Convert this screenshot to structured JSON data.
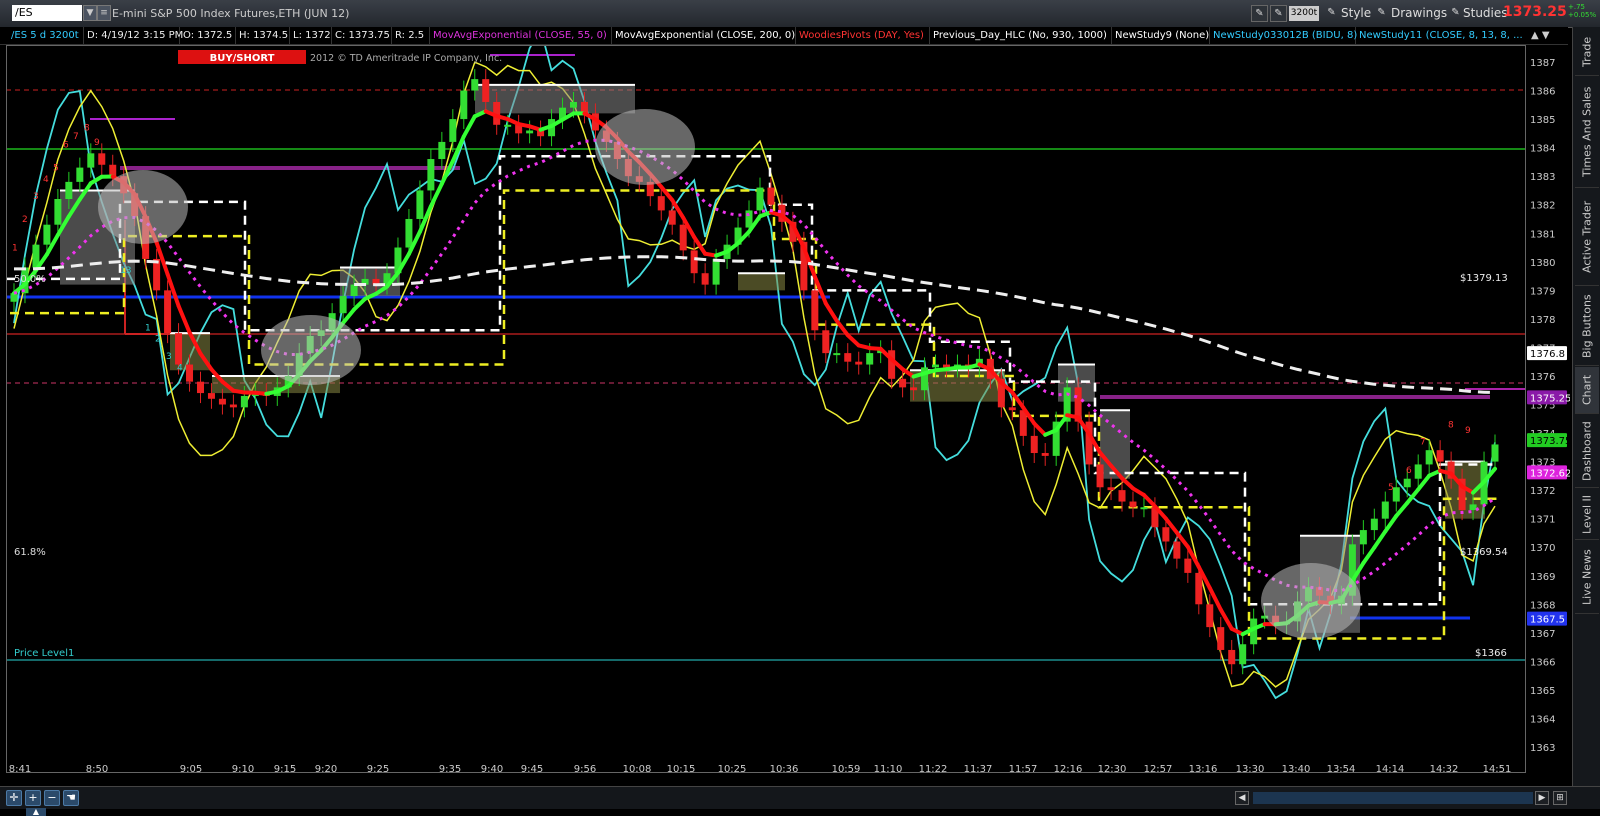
{
  "header": {
    "symbol": "/ES",
    "title": "E-mini S&P 500 Index Futures,ETH (JUN 12)",
    "aggregation": "3200t",
    "style_label": "Style",
    "drawings_label": "Drawings",
    "studies_label": "Studies",
    "last_price": "1373.25",
    "change_line1": "+.75",
    "change_line2": "+0.05%"
  },
  "study_bar": {
    "chart_desc": "/ES 5 d 3200t",
    "date": "D: 4/19/12 3:15 PM",
    "open": "O: 1372.5",
    "high": "H: 1374.5",
    "low": "L: 1372",
    "close": "C: 1373.75",
    "range": "R: 2.5",
    "study1": "MovAvgExponential (CLOSE, 55, 0)",
    "study2": "MovAvgExponential (CLOSE, 200, 0)",
    "study3": "WoodiesPivots (DAY, Yes)",
    "study4": "Previous_Day_HLC (No, 930, 1000)",
    "study5": "NewStudy9 (None)",
    "study6": "NewStudy033012B (BIDU, 8)",
    "study7": "NewStudy11 (CLOSE, 8, 13, 8, ..."
  },
  "chart": {
    "buy_short_label": "BUY/SHORT",
    "copyright": "2012 © TD Ameritrade IP Company, Inc.",
    "fib_50": "50.0%",
    "fib_618": "61.8%",
    "price_level_label": "Price Level1",
    "label_1379": "$1379.13",
    "label_1369": "$1369.54",
    "label_1366": "$1366",
    "price_axis": [
      "1387",
      "1386",
      "1385",
      "1384",
      "1383",
      "1382",
      "1381",
      "1380",
      "1379",
      "1378",
      "1377",
      "1376",
      "1375",
      "1374",
      "1373",
      "1372",
      "1371",
      "1370",
      "1369",
      "1368",
      "1367",
      "1366",
      "1365",
      "1364",
      "1363"
    ],
    "time_axis": [
      "8:41",
      "8:50",
      "9:05",
      "9:10",
      "9:15",
      "9:20",
      "9:25",
      "9:35",
      "9:40",
      "9:45",
      "9:56",
      "10:08",
      "10:15",
      "10:25",
      "10:36",
      "10:59",
      "11:10",
      "11:22",
      "11:37",
      "11:57",
      "12:16",
      "12:30",
      "12:57",
      "13:16",
      "13:30",
      "13:40",
      "13:54",
      "14:14",
      "14:32",
      "14:51"
    ],
    "axis_tags": [
      {
        "text": "1376.8",
        "color": "#ffffff",
        "bg": "#ffffff",
        "fg": "#000000"
      },
      {
        "text": "1375.25",
        "color": "#a020c0",
        "bg": "#8a1aa8",
        "fg": "#ffffff"
      },
      {
        "text": "1373.75",
        "color": "#22dd22",
        "bg": "#22cc22",
        "fg": "#000000"
      },
      {
        "text": "1372.62",
        "color": "#ee22ee",
        "bg": "#dd22dd",
        "fg": "#ffffff"
      },
      {
        "text": "1367.5",
        "color": "#2222ff",
        "bg": "#2233ee",
        "fg": "#ffffff"
      }
    ],
    "seq_numbers": [
      "1",
      "2",
      "3",
      "4",
      "5",
      "6",
      "7",
      "8",
      "9",
      "13",
      "1",
      "2",
      "3",
      "4",
      "5",
      "6",
      "7",
      "8",
      "9"
    ]
  },
  "chart_data": {
    "type": "candlestick",
    "y_range": [
      1363,
      1387.4
    ],
    "closes": [
      1378.9,
      1379.8,
      1380.6,
      1381.3,
      1382.2,
      1382.8,
      1383.3,
      1383.8,
      1383.4,
      1383.0,
      1382.4,
      1381.6,
      1380.1,
      1379.0,
      1377.5,
      1376.4,
      1375.8,
      1375.4,
      1375.2,
      1375.0,
      1374.9,
      1375.3,
      1375.4,
      1375.3,
      1375.6,
      1376.0,
      1376.8,
      1377.4,
      1377.6,
      1378.2,
      1378.8,
      1379.2,
      1379.4,
      1379.2,
      1379.6,
      1380.5,
      1381.5,
      1382.5,
      1383.6,
      1384.2,
      1385.0,
      1386.0,
      1386.4,
      1385.6,
      1384.8,
      1384.8,
      1384.5,
      1384.6,
      1384.4,
      1385.0,
      1385.4,
      1385.6,
      1385.2,
      1384.6,
      1384.2,
      1383.6,
      1383.0,
      1382.8,
      1382.3,
      1381.8,
      1381.3,
      1380.4,
      1379.6,
      1379.2,
      1380.1,
      1380.6,
      1381.2,
      1381.8,
      1382.6,
      1382.0,
      1381.4,
      1380.7,
      1379.0,
      1377.6,
      1376.8,
      1376.8,
      1376.5,
      1376.4,
      1376.8,
      1376.9,
      1375.9,
      1375.6,
      1375.5,
      1376.3,
      1376.4,
      1376.3,
      1376.4,
      1376.3,
      1376.6,
      1375.9,
      1374.9,
      1374.8,
      1373.9,
      1373.3,
      1373.2,
      1374.4,
      1375.6,
      1374.4,
      1372.9,
      1372.1,
      1372.0,
      1371.6,
      1371.4,
      1371.4,
      1370.7,
      1370.2,
      1369.6,
      1369.1,
      1368.0,
      1367.2,
      1366.4,
      1365.9,
      1366.6,
      1367.5,
      1367.6,
      1367.3,
      1367.4,
      1368.1,
      1368.6,
      1368.3,
      1368.0,
      1368.3,
      1370.1,
      1370.6,
      1371.0,
      1371.6,
      1372.1,
      1372.4,
      1372.9,
      1373.4,
      1373.0,
      1372.4,
      1371.3,
      1371.5,
      1373.0,
      1373.6
    ]
  },
  "right_tabs": [
    "Trade",
    "Times And Sales",
    "Active Trader",
    "Big Buttons",
    "Chart",
    "Dashboard",
    "Level II",
    "Live News"
  ]
}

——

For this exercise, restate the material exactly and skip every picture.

Convert this screenshot to structured JSON data.
{
  "header": {
    "symbol": "/ES",
    "title": "E-mini S&P 500 Index Futures,ETH (JUN 12)",
    "aggregation": "3200t",
    "style_label": "Style",
    "drawings_label": "Drawings",
    "studies_label": "Studies",
    "last_price": "1373.25",
    "change_line1": "+.75",
    "change_line2": "+0.05%"
  },
  "study_bar": {
    "chart_desc": "/ES 5 d 3200t",
    "date": "D: 4/19/12 3:15 PM",
    "open": "O: 1372.5",
    "high": "H: 1374.5",
    "low": "L: 1372",
    "close": "C: 1373.75",
    "range": "R: 2.5",
    "study1": "MovAvgExponential (CLOSE, 55, 0)",
    "study2": "MovAvgExponential (CLOSE, 200, 0)",
    "study3": "WoodiesPivots (DAY, Yes)",
    "study4": "Previous_Day_HLC (No, 930, 1000)",
    "study5": "NewStudy9 (None)",
    "study6": "NewStudy033012B (BIDU, 8)",
    "study7": "NewStudy11 (CLOSE, 8, 13, 8, ..."
  },
  "chart": {
    "buy_short_label": "BUY/SHORT",
    "copyright": "2012 © TD Ameritrade IP Company, Inc.",
    "fib_50": "50.0%",
    "fib_618": "61.8%",
    "price_level_label": "Price Level1",
    "label_1379": "$1379.13",
    "label_1369": "$1369.54",
    "label_1366": "$1366",
    "price_axis": [
      "1387",
      "1386",
      "1385",
      "1384",
      "1383",
      "1382",
      "1381",
      "1380",
      "1379",
      "1378",
      "1377",
      "1376",
      "1375",
      "1374",
      "1373",
      "1372",
      "1371",
      "1370",
      "1369",
      "1368",
      "1367",
      "1366",
      "1365",
      "1364",
      "1363"
    ],
    "time_axis": [
      "8:41",
      "8:50",
      "9:05",
      "9:10",
      "9:15",
      "9:20",
      "9:25",
      "9:35",
      "9:40",
      "9:45",
      "9:56",
      "10:08",
      "10:15",
      "10:25",
      "10:36",
      "10:59",
      "11:10",
      "11:22",
      "11:37",
      "11:57",
      "12:16",
      "12:30",
      "12:57",
      "13:16",
      "13:30",
      "13:40",
      "13:54",
      "14:14",
      "14:32",
      "14:51"
    ],
    "axis_tags": [
      {
        "text": "1376.8",
        "color": "#ffffff",
        "bg": "#ffffff",
        "fg": "#000000"
      },
      {
        "text": "1375.25",
        "color": "#a020c0",
        "bg": "#8a1aa8",
        "fg": "#ffffff"
      },
      {
        "text": "1373.75",
        "color": "#22dd22",
        "bg": "#22cc22",
        "fg": "#000000"
      },
      {
        "text": "1372.62",
        "color": "#ee22ee",
        "bg": "#dd22dd",
        "fg": "#ffffff"
      },
      {
        "text": "1367.5",
        "color": "#2222ff",
        "bg": "#2233ee",
        "fg": "#ffffff"
      }
    ],
    "seq_numbers": [
      "1",
      "2",
      "3",
      "4",
      "5",
      "6",
      "7",
      "8",
      "9",
      "13",
      "1",
      "2",
      "3",
      "4",
      "5",
      "6",
      "7",
      "8",
      "9"
    ]
  },
  "chart_data": {
    "type": "candlestick",
    "y_range": [
      1363,
      1387.4
    ],
    "closes": [
      1378.9,
      1379.8,
      1380.6,
      1381.3,
      1382.2,
      1382.8,
      1383.3,
      1383.8,
      1383.4,
      1383.0,
      1382.4,
      1381.6,
      1380.1,
      1379.0,
      1377.5,
      1376.4,
      1375.8,
      1375.4,
      1375.2,
      1375.0,
      1374.9,
      1375.3,
      1375.4,
      1375.3,
      1375.6,
      1376.0,
      1376.8,
      1377.4,
      1377.6,
      1378.2,
      1378.8,
      1379.2,
      1379.4,
      1379.2,
      1379.6,
      1380.5,
      1381.5,
      1382.5,
      1383.6,
      1384.2,
      1385.0,
      1386.0,
      1386.4,
      1385.6,
      1384.8,
      1384.8,
      1384.5,
      1384.6,
      1384.4,
      1385.0,
      1385.4,
      1385.6,
      1385.2,
      1384.6,
      1384.2,
      1383.6,
      1383.0,
      1382.8,
      1382.3,
      1381.8,
      1381.3,
      1380.4,
      1379.6,
      1379.2,
      1380.1,
      1380.6,
      1381.2,
      1381.8,
      1382.6,
      1382.0,
      1381.4,
      1380.7,
      1379.0,
      1377.6,
      1376.8,
      1376.8,
      1376.5,
      1376.4,
      1376.8,
      1376.9,
      1375.9,
      1375.6,
      1375.5,
      1376.3,
      1376.4,
      1376.3,
      1376.4,
      1376.3,
      1376.6,
      1375.9,
      1374.9,
      1374.8,
      1373.9,
      1373.3,
      1373.2,
      1374.4,
      1375.6,
      1374.4,
      1372.9,
      1372.1,
      1372.0,
      1371.6,
      1371.4,
      1371.4,
      1370.7,
      1370.2,
      1369.6,
      1369.1,
      1368.0,
      1367.2,
      1366.4,
      1365.9,
      1366.6,
      1367.5,
      1367.6,
      1367.3,
      1367.4,
      1368.1,
      1368.6,
      1368.3,
      1368.0,
      1368.3,
      1370.1,
      1370.6,
      1371.0,
      1371.6,
      1372.1,
      1372.4,
      1372.9,
      1373.4,
      1373.0,
      1372.4,
      1371.3,
      1371.5,
      1373.0,
      1373.6
    ]
  },
  "right_tabs": [
    "Trade",
    "Times And Sales",
    "Active Trader",
    "Big Buttons",
    "Chart",
    "Dashboard",
    "Level II",
    "Live News"
  ]
}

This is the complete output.